However, regular practice tends to open a door that isn’t initially perceived. The chatter stills, and reverence slips into the clearing. Something quite real yet nebulous pervades. Like a baby who sees something shining, we look intensely for that elusive glow.
Suddenly, we are consciously seeking. We use words like relaxation and calm to describe our intentions. They fall short of our inner quest. That nameless drive that motivates us to sit in practice comes from a deep invitation. It’s as though physical yoga has enabled a sensitivity to a different reality.
It’s not really a belief; we’ve empirically found a truth that defies simple explanation. At the same time, we realize no need to explain that which simply exists.
Imagine sitting for an hour in zazen while contemplating:
While it is true that form is empty, emptiness is also form.
Now imagine having a conversation with someone who says, “I’m a man of science. Show me proof that meditation works.” Have you ever responded to that tossed gauntlet? There is no answer. The space between a belief and a wordless truth is sacred ground. Until a soul answers the invitation to practice, there is nothing to say. Oddly enough, after one has embraced the same invitation, there is no need to talk.

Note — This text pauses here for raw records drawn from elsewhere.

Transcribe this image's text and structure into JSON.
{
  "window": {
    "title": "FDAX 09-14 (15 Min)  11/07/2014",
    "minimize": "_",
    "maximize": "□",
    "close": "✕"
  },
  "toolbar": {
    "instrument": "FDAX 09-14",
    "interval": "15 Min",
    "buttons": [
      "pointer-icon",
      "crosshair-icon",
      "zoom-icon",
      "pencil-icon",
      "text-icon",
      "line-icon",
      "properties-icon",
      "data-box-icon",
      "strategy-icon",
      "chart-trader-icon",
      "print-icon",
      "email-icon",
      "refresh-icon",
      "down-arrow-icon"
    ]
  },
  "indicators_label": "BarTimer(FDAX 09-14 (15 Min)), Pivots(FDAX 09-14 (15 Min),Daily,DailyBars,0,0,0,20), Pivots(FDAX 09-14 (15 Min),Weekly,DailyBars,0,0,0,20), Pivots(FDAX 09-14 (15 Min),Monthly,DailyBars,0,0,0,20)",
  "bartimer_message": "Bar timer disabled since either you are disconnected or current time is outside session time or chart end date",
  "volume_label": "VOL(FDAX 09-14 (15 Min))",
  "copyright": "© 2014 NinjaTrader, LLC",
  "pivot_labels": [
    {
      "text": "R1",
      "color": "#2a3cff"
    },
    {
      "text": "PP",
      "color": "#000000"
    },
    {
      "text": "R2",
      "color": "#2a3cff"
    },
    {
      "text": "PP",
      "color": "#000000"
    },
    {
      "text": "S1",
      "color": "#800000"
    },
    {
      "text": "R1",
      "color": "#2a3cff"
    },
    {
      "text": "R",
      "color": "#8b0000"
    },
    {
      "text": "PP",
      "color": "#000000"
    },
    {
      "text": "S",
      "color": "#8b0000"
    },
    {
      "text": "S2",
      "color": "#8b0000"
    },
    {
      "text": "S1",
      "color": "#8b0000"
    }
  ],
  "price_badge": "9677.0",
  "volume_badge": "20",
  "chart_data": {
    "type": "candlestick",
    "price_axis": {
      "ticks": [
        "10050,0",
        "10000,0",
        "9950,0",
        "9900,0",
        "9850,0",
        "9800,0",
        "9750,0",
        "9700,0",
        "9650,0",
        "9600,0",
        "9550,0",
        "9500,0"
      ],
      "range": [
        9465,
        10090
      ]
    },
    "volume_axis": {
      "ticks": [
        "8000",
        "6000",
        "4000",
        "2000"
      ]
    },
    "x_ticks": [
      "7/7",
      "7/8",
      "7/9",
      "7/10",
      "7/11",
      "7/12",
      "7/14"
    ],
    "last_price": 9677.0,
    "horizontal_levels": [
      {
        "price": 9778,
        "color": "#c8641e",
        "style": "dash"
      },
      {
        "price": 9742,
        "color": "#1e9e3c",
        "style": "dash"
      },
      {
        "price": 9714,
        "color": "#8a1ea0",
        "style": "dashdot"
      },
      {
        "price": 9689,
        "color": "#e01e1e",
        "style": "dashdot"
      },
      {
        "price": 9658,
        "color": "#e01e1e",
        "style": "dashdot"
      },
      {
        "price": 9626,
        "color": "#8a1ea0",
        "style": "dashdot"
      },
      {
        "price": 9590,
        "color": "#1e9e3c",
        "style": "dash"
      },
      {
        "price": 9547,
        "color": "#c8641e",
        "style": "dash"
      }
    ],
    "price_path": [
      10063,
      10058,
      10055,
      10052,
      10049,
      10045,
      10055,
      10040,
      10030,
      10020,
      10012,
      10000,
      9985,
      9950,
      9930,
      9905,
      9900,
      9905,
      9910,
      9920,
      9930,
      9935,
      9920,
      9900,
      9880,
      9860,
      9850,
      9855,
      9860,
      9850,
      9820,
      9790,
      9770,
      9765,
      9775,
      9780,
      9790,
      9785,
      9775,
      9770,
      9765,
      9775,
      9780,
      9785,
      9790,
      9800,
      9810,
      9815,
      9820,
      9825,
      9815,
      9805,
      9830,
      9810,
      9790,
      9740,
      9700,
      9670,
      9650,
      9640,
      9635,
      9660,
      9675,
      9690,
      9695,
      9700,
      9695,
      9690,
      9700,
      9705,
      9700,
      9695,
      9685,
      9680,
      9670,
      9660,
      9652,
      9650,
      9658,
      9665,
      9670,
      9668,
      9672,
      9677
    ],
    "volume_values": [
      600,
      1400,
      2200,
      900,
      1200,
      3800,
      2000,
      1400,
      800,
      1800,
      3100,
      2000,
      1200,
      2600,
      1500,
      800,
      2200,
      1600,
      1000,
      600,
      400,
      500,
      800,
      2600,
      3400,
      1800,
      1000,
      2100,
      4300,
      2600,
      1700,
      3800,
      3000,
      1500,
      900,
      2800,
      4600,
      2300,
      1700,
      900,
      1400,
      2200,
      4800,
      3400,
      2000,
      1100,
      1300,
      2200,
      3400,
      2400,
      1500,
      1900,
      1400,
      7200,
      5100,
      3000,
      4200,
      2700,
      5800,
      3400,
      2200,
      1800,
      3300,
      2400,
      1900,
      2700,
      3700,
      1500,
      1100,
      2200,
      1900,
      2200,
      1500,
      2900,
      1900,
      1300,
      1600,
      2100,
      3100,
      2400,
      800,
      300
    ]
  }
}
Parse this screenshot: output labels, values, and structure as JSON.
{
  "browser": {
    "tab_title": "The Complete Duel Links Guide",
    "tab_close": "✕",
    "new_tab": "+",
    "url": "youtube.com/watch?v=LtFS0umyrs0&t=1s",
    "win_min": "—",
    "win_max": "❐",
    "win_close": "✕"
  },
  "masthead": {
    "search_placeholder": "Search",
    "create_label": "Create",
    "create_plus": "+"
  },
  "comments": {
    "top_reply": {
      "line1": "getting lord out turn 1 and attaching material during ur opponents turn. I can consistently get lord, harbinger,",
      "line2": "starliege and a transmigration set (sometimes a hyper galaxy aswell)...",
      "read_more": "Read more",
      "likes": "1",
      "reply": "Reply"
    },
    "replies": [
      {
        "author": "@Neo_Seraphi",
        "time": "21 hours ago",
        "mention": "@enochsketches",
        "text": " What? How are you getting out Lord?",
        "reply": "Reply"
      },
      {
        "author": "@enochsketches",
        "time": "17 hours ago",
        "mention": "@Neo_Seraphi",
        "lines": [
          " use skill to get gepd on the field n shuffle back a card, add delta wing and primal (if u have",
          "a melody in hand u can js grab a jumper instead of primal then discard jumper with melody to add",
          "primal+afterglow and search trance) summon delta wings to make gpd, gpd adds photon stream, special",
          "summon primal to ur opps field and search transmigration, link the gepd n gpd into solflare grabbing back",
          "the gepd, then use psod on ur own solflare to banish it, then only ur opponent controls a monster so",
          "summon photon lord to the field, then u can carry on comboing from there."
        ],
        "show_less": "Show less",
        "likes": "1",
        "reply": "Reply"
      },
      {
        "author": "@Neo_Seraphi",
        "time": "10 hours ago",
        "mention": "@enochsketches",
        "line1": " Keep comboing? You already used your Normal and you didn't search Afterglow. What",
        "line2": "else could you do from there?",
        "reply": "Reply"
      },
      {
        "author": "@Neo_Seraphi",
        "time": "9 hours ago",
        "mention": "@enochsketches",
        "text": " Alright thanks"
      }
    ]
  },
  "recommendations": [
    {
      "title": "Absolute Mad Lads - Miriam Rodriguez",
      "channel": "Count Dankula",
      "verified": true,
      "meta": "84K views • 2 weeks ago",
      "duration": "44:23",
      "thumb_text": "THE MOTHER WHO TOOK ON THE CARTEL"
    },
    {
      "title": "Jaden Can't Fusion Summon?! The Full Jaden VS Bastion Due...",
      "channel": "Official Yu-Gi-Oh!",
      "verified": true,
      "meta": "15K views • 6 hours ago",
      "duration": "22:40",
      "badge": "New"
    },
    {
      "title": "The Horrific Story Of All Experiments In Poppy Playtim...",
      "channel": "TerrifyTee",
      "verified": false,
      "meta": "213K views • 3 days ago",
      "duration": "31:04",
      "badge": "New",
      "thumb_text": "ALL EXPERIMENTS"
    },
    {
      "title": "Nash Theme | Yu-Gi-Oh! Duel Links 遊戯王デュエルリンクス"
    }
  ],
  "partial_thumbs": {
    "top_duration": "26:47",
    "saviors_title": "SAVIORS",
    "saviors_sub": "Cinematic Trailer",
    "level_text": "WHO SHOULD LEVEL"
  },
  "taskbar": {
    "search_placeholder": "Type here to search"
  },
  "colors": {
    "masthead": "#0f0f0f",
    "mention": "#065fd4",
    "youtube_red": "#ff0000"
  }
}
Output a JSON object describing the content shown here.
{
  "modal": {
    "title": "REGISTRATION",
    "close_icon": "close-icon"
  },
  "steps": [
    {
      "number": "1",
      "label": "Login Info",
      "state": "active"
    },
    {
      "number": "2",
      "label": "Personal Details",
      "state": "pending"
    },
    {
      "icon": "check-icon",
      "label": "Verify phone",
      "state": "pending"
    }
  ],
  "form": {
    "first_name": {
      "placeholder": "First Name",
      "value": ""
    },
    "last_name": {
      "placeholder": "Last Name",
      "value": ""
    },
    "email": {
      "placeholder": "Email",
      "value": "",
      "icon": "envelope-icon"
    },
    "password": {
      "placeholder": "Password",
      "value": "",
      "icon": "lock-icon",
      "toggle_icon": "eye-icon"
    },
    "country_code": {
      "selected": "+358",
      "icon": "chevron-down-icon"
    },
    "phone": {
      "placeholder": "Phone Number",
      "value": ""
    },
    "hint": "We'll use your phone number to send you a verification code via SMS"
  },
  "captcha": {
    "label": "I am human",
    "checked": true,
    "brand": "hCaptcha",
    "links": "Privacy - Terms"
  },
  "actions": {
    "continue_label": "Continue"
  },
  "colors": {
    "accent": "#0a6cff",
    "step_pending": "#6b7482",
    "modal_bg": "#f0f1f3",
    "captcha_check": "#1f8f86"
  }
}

It’s very hard to sit in stillness. Thoughts are like broncos that whip us into restless mind. The body tires, and the muscles ache. Why would anyone enter this challenge? We can’t sell it as a means to enjoyment. We can’t give it to anyone. Yet we participate. We sit in our discomfort, we seek, and we are at a loss to disclose the experience.
After sampling my dreadful hour of Introduction to Meditation, 26 corporate professionals signed up for an ongoing meditation series. In disbelief and trepidation I wondered, “How could they possibly want more of this?”
When we choose awkward discomfort as a process of seeking, we leap from mundane assumptions and into a space of non-space. A koan comes to life when the tangible world is suspended and we listen for something beyond rational, measurable intentions. There is no “why”. There is only the possibility of connection. Beyond the maya of time and space, we are one. One without words, without ideas, without struggle.
I feel great affirmation within a single quote from Charlie and the Chocolate Factory. In good conscience Charlie explains that selling his gold ticket can bring 500 pounds. His grandfather shakes his head and says, “Oh Charlie, never sell magic for something as common as money!”
There is tremendous risk to our egos when we dare to suspend expectations. Magic can’t be proven, but it can be experienced. We can’t really sell or by it. We need to participate in practice, sitting in available self... Allowing logic to realize that it is simply a convention of the time/space agreement within temporal reality.
“Oh, yogi... Never trade awe for something as limiting as logic!”
in Yoga Living --
May 2006 issue